Original Medicare may be able to help provide home health services depending on your medical necessity and physician’s orders. Medicare may help pay for care given to you in your home on a short-term basis following an injury or illness. But, if you need long-term care or custodial care, you’ll want to find out what Medicare will help cover.
Does Medicare offer coverage for caregivers?
The type of care you need, and length, and the kind of care you’re getting determines whether or not Medicare will cover caregiver costs.
In-home medical care
Medicare home health benefits will help pay for the cost of your care if you’re stuck at home due to an illness or injury if the following apply:
- You’re not able to leave home except for short periods, like a doctor’s appointment
- Your doctor provides documentation that you need in-home care and outlines a plan
- You need skilled nursing care for no longer than three weeks for less than 8 hours a day
- Your doctor predicts that your condition will improve in a short amount of time
- You need a speech, occupational, or physical therapist to help you improve
You’ll also have to see your doctor 30 days after or up to 90 days before you start getting services to stay eligible.
Physical, occupational, or speech therapy

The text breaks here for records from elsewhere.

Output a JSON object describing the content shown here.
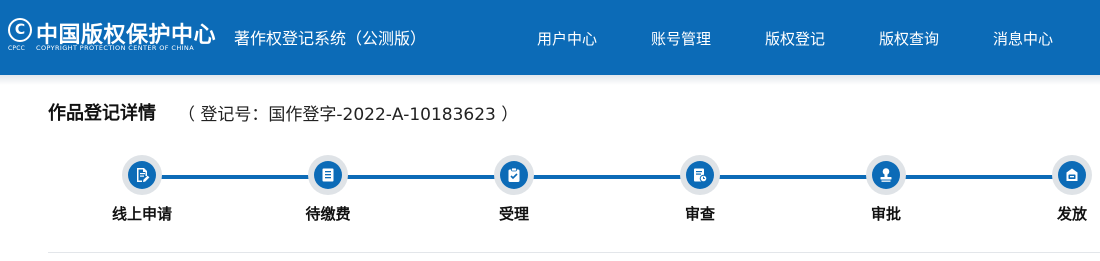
{
  "header": {
    "logo_mark": "C",
    "logo_abbr": "CPCC",
    "logo_cn": "中国版权保护中心",
    "logo_en": "COPYRIGHT PROTECTION CENTER OF CHINA",
    "system_title": "著作权登记系统（公测版）",
    "nav": [
      "用户中心",
      "账号管理",
      "版权登记",
      "版权查询",
      "消息中心"
    ]
  },
  "page": {
    "title": "作品登记详情",
    "registration_number": "（ 登记号：国作登字-2022-A-10183623 ）"
  },
  "steps": [
    {
      "label": "线上申请",
      "icon": "edit-document-icon"
    },
    {
      "label": "待缴费",
      "icon": "payment-document-icon"
    },
    {
      "label": "受理",
      "icon": "clipboard-check-icon"
    },
    {
      "label": "审查",
      "icon": "document-clock-icon"
    },
    {
      "label": "审批",
      "icon": "stamp-icon"
    },
    {
      "label": "发放",
      "icon": "certificate-box-icon"
    }
  ],
  "colors": {
    "primary": "#0c6bb7",
    "step_ring": "#dfe3e7",
    "text": "#111111"
  }
}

Medicare can pay for physical therapy to assess your condition, perform postoperative wound care, or perform gain training and exercises to help you recover from illnesses, injuries, surgery, strokes, or other neurological conditions. It can cover wound care for lesions, burns, or injuries too.
An occupational therapist can help you establish a healthy daily routine for planning meals, taking medications, or caring for personal needs. They can teach you to carry out your daily tasks safely, help you regain your ability to function or help you follow your doctor’s orders.
A speech therapist can come and help you recognize or remember words, help you regain the ability to swallow or help you drink and eat like you normally would. They can give you alternate ways to talk if you can’t speak and help you find other ways to communicate if you lost your hearing.
A licensed practical nurse or a registered nurse comes into your home; Medicare may pay for them to change your wound dressings, change a catheter, do tube feedings, inject medications, give IV drugs, and educate you on how to safely take your daily medications.
Home health aides
Medicare may provide coverage for a home health aide to monitor your vital signs like blood pressure, heart rate, and body temperature or ensure you’re taking your medications correctly. They may also evaluate whether or not your home is safe and check that you’re drinking and eating in a healthy way.
Medicare typically covers this care. You have to be eligible for Medicare Part A. Your doctor also has to certify that you have six months or less to live due to a terminal illness.
Medicare can also help cover the cost of this type of care. This is a short-term stay at a qualified hospice facility. It can last up to five days in a row, and it will give your caregivers a short break. You do have to set up the arrangements through a primary care provider.
Average costs for in-home care
If Medicare doesn’t cover your in-home care, you could look at hiring someone to come in and help if your family needs a break. On average, you can expect to pay this person around $21 per hour to perform some custodial services. The costs will go up depending on the location and the level of care you need.